  • Pandemic impact: first batch of Rafales likely to fly in late
    1. The arrival of the first batch of Rafale fighter jets for the Indian Air Force is likely to be delayed by around three months due to the COVID-19 pandemic, as France battles rising infections and deaths, and continuing lockdown restrictions, which have also impacted the training schedule, defence sources said.
  • India talking to U.S. over visa sanctions
    1. The government is “engaged” in talks with the U.S. administration to reconsider President Donald Trump’s orders to impose visa sanctions on countries that don’t take back illegal “aliens” in the U.S. within a week.
  • ‘Remove fear from mind, don’t lose confidence’

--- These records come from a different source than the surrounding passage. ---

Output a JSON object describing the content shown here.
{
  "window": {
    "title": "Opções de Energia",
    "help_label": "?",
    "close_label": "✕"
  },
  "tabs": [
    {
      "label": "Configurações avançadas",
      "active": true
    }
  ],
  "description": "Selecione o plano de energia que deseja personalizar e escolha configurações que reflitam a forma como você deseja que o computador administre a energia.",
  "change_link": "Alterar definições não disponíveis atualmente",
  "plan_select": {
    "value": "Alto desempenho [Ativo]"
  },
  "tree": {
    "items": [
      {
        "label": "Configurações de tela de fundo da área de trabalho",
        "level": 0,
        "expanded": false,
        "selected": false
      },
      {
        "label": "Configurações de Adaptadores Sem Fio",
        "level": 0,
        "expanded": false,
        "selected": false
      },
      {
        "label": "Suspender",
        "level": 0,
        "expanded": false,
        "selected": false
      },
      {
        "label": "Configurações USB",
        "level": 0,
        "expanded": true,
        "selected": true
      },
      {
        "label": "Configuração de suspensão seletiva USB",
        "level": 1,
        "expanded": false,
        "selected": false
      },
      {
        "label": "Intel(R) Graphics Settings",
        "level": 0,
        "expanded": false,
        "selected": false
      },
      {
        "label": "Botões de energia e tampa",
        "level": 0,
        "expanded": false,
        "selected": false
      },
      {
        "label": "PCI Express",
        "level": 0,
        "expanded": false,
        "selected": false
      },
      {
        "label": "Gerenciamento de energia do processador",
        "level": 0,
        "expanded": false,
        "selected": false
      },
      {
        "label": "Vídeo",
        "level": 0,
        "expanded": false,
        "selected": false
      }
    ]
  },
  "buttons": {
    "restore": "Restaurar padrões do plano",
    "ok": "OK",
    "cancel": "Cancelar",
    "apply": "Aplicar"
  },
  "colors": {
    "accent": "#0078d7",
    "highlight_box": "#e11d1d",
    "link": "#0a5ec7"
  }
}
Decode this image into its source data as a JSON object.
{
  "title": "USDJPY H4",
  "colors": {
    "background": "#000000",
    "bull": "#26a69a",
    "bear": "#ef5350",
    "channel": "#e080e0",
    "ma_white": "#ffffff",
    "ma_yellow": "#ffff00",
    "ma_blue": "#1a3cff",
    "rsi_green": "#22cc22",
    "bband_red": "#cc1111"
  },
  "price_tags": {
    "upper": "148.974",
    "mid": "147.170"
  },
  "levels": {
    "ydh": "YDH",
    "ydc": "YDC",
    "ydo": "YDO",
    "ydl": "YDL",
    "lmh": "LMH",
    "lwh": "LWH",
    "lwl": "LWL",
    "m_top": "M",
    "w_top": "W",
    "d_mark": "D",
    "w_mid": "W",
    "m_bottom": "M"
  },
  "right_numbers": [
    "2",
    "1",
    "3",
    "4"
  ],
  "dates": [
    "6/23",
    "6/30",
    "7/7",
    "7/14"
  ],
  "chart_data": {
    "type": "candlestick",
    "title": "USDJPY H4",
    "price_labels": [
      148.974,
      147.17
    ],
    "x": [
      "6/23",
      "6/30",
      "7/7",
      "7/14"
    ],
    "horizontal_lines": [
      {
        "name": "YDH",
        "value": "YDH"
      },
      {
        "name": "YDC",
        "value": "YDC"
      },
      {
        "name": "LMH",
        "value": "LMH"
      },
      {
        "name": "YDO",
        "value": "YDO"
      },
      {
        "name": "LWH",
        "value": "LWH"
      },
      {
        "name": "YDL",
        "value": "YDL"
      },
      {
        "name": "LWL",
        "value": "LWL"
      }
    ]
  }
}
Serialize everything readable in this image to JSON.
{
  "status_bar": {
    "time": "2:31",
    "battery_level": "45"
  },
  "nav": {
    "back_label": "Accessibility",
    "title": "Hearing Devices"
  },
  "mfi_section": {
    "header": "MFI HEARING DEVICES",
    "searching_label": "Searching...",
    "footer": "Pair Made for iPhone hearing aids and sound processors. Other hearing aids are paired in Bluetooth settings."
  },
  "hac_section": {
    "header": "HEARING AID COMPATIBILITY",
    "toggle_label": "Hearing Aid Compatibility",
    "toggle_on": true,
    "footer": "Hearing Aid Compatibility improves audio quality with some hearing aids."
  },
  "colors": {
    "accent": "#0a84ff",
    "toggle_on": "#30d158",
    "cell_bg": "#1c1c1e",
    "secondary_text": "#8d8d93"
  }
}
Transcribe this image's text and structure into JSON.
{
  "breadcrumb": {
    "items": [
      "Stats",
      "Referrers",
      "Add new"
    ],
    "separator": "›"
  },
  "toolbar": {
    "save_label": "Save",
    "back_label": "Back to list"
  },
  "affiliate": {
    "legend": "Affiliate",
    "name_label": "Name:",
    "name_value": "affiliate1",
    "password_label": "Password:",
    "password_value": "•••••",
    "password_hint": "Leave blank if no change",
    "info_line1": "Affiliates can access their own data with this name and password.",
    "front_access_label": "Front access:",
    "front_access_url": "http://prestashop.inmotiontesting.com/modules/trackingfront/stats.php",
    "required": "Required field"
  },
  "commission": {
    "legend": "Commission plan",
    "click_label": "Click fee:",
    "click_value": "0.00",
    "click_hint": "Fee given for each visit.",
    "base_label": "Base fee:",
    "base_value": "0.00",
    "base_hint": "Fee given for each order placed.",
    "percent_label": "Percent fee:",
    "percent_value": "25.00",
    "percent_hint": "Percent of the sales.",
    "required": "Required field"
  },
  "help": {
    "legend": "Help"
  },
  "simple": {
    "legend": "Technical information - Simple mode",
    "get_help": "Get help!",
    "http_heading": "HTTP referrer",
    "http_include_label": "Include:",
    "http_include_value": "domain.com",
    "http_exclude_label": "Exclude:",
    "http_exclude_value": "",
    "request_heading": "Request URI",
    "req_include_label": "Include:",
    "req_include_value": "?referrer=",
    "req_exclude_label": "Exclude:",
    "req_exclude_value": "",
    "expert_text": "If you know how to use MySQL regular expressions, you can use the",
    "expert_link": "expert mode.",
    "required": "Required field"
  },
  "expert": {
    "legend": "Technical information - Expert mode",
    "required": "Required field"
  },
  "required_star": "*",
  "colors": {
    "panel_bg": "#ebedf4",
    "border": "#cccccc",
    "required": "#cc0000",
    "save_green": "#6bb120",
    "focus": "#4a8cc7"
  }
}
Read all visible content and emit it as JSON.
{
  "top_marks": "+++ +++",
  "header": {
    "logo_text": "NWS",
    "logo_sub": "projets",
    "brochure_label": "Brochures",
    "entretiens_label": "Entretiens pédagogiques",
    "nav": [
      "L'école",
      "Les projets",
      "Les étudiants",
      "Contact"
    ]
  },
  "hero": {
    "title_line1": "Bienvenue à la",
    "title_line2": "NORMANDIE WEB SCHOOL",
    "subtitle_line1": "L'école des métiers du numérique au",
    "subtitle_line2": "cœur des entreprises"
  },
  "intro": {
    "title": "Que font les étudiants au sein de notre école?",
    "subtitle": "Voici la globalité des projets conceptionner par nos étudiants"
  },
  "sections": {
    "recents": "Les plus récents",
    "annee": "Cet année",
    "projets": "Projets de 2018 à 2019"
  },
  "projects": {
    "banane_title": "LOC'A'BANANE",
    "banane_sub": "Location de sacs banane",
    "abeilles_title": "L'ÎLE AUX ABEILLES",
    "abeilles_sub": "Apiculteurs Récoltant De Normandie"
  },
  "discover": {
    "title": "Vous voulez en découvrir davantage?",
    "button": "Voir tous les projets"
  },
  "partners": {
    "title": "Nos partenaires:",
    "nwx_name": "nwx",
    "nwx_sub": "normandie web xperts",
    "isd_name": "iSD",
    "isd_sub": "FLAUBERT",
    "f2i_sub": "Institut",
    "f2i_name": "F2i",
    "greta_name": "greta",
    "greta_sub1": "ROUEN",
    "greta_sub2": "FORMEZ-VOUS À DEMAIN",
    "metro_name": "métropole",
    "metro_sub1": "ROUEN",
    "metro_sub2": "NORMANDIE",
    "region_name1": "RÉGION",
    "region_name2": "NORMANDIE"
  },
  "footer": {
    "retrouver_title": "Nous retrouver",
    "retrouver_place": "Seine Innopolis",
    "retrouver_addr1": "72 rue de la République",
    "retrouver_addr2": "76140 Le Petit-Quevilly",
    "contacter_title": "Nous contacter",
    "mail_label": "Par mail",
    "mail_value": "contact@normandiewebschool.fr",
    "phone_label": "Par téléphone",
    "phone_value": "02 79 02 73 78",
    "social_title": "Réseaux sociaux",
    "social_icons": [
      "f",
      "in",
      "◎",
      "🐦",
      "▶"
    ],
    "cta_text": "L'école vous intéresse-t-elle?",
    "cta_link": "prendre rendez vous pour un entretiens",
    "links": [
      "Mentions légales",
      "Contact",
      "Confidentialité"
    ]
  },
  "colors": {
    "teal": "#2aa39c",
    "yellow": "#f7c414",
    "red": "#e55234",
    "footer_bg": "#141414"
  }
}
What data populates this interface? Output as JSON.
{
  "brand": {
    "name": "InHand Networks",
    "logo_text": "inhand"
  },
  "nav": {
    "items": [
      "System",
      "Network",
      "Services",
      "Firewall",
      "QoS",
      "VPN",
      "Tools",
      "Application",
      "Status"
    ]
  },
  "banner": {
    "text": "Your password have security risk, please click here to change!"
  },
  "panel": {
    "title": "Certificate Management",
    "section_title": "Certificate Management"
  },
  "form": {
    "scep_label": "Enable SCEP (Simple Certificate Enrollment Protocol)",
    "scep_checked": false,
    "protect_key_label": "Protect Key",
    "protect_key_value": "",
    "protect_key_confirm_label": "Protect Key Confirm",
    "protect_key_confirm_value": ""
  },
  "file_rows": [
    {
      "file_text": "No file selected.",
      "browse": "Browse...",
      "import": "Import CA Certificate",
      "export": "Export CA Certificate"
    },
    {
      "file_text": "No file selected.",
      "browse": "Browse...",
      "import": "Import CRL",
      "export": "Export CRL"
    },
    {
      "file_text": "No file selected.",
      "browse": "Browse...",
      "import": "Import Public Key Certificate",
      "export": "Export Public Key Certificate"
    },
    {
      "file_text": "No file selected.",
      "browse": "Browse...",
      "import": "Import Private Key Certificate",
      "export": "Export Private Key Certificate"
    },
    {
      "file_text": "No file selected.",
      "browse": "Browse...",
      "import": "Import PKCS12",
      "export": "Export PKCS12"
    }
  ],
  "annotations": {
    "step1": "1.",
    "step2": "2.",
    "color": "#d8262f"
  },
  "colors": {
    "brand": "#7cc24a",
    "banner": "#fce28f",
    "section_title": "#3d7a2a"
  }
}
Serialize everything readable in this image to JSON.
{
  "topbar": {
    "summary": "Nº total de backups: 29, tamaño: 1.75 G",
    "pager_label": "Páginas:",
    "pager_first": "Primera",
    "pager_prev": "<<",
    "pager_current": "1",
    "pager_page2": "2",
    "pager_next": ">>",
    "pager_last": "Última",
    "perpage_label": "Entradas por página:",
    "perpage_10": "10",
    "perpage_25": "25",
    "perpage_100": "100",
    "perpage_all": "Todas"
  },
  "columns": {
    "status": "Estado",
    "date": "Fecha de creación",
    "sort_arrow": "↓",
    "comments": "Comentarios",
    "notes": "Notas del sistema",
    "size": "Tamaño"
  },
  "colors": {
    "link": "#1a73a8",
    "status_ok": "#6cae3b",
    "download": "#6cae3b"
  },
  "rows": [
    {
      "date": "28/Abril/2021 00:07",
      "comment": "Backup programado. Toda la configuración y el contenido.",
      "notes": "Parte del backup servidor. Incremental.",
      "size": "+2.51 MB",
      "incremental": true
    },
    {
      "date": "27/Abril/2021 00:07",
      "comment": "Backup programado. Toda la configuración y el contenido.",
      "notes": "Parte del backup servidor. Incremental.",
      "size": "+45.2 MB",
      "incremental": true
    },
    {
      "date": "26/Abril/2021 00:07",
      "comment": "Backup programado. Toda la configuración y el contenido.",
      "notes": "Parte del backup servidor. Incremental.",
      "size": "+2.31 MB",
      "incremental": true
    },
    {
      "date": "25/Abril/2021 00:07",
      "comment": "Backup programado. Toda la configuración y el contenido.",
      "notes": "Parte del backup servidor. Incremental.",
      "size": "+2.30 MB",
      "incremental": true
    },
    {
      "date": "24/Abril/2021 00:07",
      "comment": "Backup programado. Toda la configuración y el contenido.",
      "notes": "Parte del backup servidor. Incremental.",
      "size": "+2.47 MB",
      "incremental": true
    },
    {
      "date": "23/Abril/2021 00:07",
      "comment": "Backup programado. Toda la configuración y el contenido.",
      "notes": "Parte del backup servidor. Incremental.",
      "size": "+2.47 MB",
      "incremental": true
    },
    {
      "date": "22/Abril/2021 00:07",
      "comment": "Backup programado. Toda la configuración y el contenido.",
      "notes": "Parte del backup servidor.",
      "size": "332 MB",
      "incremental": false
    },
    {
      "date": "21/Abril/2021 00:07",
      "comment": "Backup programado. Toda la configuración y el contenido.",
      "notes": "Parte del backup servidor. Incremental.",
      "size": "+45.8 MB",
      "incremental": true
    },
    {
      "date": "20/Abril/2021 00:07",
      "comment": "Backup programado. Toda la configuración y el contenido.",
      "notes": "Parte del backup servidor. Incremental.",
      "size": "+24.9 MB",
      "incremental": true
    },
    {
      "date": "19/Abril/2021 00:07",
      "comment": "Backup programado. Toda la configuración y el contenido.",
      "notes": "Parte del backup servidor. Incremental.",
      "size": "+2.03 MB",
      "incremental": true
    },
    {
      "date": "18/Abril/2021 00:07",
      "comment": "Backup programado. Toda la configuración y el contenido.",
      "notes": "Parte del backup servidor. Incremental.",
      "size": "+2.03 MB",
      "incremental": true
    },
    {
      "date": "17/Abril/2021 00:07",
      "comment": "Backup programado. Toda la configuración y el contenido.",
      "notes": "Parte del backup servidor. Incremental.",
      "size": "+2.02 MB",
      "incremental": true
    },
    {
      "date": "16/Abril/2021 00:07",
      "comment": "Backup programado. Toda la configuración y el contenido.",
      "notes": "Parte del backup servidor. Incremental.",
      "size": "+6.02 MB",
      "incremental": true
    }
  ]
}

    1. After trumping COVID-19, Rajesh Aswara is eager to return to the isolation ward of the M.Y. Hospital. The fear evoked by the disease, he has defeated it with grit. And going back to duty as a male nurse now, he can tell others how he became the first in Indore to do it.
    2. To all nurses across the world, he says: “First of all, remove fear from your minds. Second, treat a patient only with a personal protective equipment(PPE) kit on. Don’t work without it.”
  • Enough grains for 9 months: Paswan
    1. The Central government has enough stock of grains to feed over 81 crore beneficiaries of the public distribution system (PDS) for nine months, Union Minister Ram Vilas Paswan said on Sunday, expressing confidence that its granaries, expecting a boost from a “bumper” wheat crop, will have adequate stock for a much longer period.
  • Chinese bank picks up 1% stake in HDFC
    1. The People’s Bank of China, the Chinese central bank, has picked up over 1% stake in HDFC Ltd., India’s largest mortgage lender.
    2. According to the March-end shareholding pattern disclosed by the mortgage lender to the stock exchanges, People’s Bank of China has 1.75 crore shares, or a 1.01% stake, in HDFC.
  • IMF was established in which year?
    1. 1991
    2. 1945
    3. 1979
    4. 1980
  • WTO was estabished in which year?
    1. 1948
    2. 1949
    3. 1994
    4. 1995